*TASK STATEMENT:* The answer must be every line of the records below that contains the word "JSON", copied out.

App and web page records
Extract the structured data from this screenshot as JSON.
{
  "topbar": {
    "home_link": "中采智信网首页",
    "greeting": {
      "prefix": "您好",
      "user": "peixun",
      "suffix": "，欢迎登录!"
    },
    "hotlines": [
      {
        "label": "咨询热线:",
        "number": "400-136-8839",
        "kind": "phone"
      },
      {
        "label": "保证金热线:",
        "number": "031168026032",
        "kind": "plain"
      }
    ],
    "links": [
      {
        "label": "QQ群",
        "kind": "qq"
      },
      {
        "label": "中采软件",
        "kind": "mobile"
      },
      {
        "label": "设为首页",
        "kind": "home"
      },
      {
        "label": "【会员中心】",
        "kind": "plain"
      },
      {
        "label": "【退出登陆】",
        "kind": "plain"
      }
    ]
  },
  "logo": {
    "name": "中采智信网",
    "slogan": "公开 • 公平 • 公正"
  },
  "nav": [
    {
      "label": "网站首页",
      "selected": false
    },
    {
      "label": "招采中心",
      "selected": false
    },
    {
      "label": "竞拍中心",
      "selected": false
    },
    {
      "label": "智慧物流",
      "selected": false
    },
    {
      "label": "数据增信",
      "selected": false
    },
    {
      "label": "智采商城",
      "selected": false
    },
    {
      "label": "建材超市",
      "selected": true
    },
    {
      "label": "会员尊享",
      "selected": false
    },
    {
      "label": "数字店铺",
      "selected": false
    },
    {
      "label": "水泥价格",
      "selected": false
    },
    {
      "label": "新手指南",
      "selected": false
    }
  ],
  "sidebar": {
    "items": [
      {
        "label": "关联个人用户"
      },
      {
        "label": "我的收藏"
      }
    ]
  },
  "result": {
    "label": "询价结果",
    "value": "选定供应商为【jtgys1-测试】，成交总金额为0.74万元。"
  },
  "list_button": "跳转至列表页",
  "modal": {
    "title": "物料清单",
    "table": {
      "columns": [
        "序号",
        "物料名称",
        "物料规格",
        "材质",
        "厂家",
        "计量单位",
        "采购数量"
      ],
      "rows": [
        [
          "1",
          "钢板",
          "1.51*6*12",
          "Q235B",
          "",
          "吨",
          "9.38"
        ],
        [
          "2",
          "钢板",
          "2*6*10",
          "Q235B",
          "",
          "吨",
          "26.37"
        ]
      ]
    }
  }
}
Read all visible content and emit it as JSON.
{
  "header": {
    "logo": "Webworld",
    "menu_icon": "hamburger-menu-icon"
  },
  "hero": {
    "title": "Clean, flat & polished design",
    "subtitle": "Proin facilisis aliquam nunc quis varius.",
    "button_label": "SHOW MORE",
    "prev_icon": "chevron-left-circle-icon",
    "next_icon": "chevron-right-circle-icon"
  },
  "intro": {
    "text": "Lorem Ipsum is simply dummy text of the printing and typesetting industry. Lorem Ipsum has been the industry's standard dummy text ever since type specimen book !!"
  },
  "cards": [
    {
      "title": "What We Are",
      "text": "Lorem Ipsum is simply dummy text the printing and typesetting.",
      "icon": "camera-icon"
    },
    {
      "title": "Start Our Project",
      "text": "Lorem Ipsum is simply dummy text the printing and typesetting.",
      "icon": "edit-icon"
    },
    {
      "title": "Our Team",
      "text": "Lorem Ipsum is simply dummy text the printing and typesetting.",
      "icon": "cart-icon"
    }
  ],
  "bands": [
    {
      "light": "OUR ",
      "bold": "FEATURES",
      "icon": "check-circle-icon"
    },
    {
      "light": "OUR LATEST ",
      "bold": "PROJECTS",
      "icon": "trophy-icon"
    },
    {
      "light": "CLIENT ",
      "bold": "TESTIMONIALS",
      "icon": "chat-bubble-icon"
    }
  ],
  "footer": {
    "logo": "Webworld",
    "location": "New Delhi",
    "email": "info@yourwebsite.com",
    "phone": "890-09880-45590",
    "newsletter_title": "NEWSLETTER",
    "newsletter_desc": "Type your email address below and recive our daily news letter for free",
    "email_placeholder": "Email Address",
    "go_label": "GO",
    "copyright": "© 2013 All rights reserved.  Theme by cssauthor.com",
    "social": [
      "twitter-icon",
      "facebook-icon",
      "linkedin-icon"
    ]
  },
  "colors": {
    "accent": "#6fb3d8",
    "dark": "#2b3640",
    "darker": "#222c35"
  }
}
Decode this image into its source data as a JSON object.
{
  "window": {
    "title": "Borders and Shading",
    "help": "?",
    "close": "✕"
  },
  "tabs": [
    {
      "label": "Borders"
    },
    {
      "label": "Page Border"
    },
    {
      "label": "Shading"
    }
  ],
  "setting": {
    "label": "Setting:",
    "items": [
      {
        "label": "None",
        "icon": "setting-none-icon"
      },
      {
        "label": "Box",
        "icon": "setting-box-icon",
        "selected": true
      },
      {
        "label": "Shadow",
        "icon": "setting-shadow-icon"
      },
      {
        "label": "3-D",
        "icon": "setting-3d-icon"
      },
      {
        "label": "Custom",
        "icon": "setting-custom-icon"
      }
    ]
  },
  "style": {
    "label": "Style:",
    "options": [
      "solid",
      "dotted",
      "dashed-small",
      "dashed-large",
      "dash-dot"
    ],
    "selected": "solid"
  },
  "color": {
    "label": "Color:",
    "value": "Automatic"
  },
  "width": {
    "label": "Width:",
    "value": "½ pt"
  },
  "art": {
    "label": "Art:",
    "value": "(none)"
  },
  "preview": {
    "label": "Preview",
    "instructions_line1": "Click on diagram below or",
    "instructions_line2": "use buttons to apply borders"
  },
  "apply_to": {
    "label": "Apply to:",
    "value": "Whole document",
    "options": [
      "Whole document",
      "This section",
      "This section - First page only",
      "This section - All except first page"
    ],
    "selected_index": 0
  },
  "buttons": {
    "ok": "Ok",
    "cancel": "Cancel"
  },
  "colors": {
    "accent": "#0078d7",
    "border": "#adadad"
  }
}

*WRITTEN ANSWER:*
Extract the structured data from this screenshot as JSON.
Read all visible content and emit it as JSON.
Decode this image into its source data as a JSON object.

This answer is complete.